How Theonas came to Abbot John.
Before we begin to set forth the words of this Conference held with that excellent man Abbot Theonas, 2158 I think it well to describe in a brief discourse the origin of his conversion because from this the reader will be able to see more clearly both the excellence and the grace of the man. He then while still very young was by the desire and command of his parents joined in the tie of marriage, for as with pious anxiety they were careful about his chastity, and were afraid of a critical fall at a dangerous age, they thought that the passions of youth might be anticipated by the remedy of a lawful marriage. When then he had lived for five years with a wife, he came to Abbot John, who was then for his marvellous sanctity chosen to preside over the administration of the alms. 2159 For it is not anyone who likes who is of his own wish or ambition promoted to this office, but only he whom the congregation of all the Elders considers from the advantage of his age and the witness of his faith and virtues to be more excellent than, and superior to, all others. To this blessed John then the aforesaid young man had come in the eagerness of his pious devotion, bringing gifts of piety among other owners who were eager to offer tithes and first-fruits of their substance to the old man I mentioned, 2160 and when the old man saw them pouring in upon him with many gifts, and was anxious to make some recompense in return for their offerings, he began, as the Apostle says, to sow spiritual things to them whose carnal gifts he was reaping. 2161 And finally thus began his word of exhortation.
Nothing further is known of this Theonas than what Cassian here tells us: he is clearly a different person from the one mentioned by Rufinus, Hist. Mon. c. vi. Cf. Palladius, Lausiac History, c. l.503:2159
Diaconia. Cf. the note on XVIII. vii.503:2160
This is noteworthy as being the earliest instance on record of the payment of tithes to a monastery. The language of the Conference, it will be noted, shows that they were not regarded as legally due or in any way compulsory, but as a free-will offering on the part of the faithful.
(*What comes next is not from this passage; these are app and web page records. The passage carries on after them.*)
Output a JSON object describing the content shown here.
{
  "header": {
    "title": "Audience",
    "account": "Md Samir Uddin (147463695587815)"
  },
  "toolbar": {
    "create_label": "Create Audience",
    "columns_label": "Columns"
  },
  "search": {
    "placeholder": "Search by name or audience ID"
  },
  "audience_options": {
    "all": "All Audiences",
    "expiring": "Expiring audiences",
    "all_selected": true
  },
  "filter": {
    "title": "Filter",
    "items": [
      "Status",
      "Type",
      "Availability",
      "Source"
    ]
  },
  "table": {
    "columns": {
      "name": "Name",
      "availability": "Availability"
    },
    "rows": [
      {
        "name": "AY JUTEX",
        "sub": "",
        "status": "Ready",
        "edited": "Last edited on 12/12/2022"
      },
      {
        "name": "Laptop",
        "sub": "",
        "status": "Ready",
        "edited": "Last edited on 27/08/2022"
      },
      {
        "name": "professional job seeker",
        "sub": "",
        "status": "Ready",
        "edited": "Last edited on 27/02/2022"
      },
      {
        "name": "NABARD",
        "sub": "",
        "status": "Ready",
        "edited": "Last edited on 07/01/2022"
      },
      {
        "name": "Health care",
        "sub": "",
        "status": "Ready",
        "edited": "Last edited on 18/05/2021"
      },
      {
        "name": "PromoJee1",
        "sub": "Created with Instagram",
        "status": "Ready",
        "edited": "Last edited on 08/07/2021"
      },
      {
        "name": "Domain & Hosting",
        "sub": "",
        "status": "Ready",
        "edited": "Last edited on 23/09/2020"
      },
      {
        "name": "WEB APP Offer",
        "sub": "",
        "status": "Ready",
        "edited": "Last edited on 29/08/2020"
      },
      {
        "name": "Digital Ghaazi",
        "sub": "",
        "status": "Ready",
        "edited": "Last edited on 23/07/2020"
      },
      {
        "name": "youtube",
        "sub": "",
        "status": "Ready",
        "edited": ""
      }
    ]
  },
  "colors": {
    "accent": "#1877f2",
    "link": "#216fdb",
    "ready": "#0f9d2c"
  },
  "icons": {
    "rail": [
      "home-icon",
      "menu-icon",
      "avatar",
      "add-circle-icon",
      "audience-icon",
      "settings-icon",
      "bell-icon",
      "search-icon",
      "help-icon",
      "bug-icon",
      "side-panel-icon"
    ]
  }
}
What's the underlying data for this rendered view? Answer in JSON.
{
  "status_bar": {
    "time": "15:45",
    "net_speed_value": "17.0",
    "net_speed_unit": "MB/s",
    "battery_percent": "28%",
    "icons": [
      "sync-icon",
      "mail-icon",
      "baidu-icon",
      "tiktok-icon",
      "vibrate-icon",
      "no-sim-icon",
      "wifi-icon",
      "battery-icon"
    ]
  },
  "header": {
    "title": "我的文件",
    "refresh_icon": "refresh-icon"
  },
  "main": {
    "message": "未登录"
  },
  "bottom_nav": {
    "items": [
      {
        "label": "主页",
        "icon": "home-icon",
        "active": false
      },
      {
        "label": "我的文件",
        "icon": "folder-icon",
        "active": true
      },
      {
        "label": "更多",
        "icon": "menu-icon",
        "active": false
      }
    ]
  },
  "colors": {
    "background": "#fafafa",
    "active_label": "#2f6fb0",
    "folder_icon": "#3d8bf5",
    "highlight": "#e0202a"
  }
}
Cf. Bingham, Antiquities, Book VII. ciii. § 19; and the Dictionary of Christian Antiquities, Vol. ii. p. 1964.503:2161
Cf. 1 Cor. ix. 11.